He said “there is another big thing that has surprised the whole world”, and then cited the free rations scheme.
On Tuesday, he just touched upon advances made by India in tackling Covid-19, without going into numbers, describing how the country has bolstered its capacity to test, as well as its knowledge about the disease, in a short time. “Today our doctors have gained expertise in treating Covid-19, they are saving more and more lives. Today we have a large amount of PPE kits, a large network of labs and we are continuously increasing our testing capacity,” he said.
The role of states
The speech on 20 April had a greater focus on the Modi administration’s expectations from state governments, with the PM saying they need to play a pivotal role in not only containing the disease, but also looking after the migrant workers and rolling out vaccines.

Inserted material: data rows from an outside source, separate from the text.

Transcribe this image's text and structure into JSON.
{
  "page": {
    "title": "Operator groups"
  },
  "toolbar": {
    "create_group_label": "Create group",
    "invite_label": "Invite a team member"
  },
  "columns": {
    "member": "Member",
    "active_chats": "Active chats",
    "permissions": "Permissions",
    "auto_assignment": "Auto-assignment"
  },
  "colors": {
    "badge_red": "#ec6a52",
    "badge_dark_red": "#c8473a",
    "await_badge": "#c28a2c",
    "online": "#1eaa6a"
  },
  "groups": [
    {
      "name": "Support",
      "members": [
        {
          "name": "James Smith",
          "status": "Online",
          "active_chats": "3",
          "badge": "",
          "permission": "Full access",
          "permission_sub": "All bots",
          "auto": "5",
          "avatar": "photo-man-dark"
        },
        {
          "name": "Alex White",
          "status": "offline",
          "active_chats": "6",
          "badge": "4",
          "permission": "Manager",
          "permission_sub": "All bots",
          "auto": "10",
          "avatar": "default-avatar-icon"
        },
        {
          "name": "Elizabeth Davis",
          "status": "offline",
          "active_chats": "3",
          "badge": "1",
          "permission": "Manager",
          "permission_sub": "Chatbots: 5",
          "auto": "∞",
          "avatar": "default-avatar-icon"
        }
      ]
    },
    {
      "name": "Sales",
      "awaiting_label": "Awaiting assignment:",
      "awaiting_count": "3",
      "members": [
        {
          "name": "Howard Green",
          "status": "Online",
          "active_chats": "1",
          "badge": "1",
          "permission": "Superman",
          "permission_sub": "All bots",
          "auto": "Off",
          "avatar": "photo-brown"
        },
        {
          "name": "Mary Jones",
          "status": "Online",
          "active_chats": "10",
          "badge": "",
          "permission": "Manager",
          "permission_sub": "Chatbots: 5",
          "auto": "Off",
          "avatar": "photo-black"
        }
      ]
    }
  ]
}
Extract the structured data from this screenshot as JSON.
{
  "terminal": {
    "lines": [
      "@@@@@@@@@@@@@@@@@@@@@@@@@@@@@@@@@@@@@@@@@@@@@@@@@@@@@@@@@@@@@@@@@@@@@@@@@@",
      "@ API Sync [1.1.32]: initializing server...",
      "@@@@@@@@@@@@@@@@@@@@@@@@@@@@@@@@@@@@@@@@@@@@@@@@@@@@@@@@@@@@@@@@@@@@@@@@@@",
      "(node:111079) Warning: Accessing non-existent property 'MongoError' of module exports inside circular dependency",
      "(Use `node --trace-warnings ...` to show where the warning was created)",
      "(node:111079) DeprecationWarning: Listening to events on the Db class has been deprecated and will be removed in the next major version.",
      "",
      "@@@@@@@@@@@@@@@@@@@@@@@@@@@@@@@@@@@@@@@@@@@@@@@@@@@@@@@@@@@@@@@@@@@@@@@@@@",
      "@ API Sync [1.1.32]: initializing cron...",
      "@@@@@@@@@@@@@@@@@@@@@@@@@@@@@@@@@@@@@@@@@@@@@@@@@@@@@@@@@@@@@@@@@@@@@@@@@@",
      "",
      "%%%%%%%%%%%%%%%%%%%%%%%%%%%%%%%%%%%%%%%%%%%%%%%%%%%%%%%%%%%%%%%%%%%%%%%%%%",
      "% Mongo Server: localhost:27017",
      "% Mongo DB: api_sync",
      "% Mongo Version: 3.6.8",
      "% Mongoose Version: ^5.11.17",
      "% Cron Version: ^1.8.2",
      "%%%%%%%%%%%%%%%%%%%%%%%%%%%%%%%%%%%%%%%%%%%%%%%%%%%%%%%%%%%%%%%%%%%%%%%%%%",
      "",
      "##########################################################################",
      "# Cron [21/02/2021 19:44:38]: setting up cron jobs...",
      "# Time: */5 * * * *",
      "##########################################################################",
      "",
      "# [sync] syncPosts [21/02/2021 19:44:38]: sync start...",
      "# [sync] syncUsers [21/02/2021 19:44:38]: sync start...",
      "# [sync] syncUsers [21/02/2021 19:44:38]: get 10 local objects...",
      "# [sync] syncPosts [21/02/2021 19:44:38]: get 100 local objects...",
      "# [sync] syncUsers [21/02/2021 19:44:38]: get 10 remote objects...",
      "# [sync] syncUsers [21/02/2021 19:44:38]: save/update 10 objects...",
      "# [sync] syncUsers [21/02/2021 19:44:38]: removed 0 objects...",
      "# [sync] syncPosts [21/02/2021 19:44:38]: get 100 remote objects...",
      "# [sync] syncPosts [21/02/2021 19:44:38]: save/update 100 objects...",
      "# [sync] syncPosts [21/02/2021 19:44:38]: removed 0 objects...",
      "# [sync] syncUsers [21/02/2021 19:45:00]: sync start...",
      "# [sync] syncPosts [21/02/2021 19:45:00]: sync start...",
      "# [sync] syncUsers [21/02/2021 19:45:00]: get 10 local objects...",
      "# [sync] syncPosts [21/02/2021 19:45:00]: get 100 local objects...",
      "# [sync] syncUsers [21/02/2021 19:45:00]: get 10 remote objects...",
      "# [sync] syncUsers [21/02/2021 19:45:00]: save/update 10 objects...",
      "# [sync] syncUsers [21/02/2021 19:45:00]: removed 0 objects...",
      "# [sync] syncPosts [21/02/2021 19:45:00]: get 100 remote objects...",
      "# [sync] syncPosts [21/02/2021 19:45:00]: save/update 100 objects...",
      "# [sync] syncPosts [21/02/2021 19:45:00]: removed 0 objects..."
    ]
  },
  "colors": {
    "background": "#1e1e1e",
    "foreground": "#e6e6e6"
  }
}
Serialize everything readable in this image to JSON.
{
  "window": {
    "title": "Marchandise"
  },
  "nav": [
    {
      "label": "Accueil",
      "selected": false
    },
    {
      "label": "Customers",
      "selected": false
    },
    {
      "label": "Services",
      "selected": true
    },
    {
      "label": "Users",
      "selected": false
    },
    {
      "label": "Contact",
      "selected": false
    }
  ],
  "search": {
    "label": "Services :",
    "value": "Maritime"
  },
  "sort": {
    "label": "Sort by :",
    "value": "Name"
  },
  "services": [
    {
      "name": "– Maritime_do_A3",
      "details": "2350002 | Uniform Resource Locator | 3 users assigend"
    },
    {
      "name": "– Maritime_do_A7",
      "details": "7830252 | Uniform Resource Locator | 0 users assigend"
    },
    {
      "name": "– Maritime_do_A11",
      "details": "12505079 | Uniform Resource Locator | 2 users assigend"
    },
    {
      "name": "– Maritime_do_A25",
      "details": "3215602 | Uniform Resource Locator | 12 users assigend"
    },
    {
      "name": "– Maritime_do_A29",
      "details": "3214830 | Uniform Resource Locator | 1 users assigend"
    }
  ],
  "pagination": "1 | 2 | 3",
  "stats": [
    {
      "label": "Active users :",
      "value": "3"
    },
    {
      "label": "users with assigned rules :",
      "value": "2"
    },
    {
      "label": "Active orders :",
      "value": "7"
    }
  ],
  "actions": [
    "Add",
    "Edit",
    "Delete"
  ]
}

“With the efforts of the states and the central government, workers will also get vaccines faster. My request to the state administration is to keep the trust of the workers alive, urge them to stay where they are,” he said, adding that states should help workers believe they will be vaccinated in cities and their work will not stop.
In some of the previous speeches, like the ones on 14 April and 30 June, the role played by state governments in the Covid crisis was lauded, but it was kept brief.
On 14 April, Modi said, “The state governments of the country have… acted with great responsibility in this, managing the situation round the clock. But friends, the way the corona pandemic is spreading amidst all these efforts has made health experts and governments around the world even more alert. I have been in continuous touch with the states on how the fight against corona should progress in India. Everyone has suggested that the lockdown should be continued. Many states have, in fact, already decided and declared to continue the lockdown.”
“Friends, the nation’s top priority during the lockdown was to ensure that no one remains hungry. Central government, state governments, civil society, all did their best… to ensure that no one goes to bed hungry,” he said on 30 June.
One standout point in the speech was Modi’s message that lockdowns be imposed only as the last resort. This came after some states/UTs — including Maharashtra and Delhi — imposed varied degrees of lockdowns over the past month to check Covid-19 cases.
“In today’s situation, we have to save the country from lockdown. I would also request the states to use lockdown as the last option,” he said.
Just as he did on 12 May, Modi started his address Tuesday by offering condolences to all those who lost their lives in the pandemic. However, this time, he added that we must not lose “patience”.
The significance of festivals
One of Modi’s speeches, the one in October last year, came on the cusp of the festival season, and it was something he factored in as he addressed the nation.
“Stay healthy, move ahead at a fast pace and we all together should take the country forward. With these best wishes, I once again greet all the countrymen on the occasion of all the festivals including Navratri, Dussehra, Eid, Deepawali, Chhath Puja and Gurunanak Jayanti,” he said.
On Tuesday, however, he delved deeper into the significance of the two festivals under way: Navratri (13 April to 21 April) and Ramzan (13 April to 12 May).
“Today is the last day of Navratri. Tomorrow is Ram Navami and Maryada Purushottam Shri Ram’s message to all of us is that we should follow the norms. In this crisis of corona, please follow all the measures to avoid getting infected. Never forget the mantra of medicine as well as rigour,” he said.
“This mantra is necessary, it is also necessary after a vaccine. Today is also the seventh day of the holy month of Ramzan. Ramzan teaches us patience, self-control and discipline,” he added.
(Edited by Sunanda Ranjan)
Also Read: How govt’s sunny Covid posturing, with some number jugglery, set stage for second wave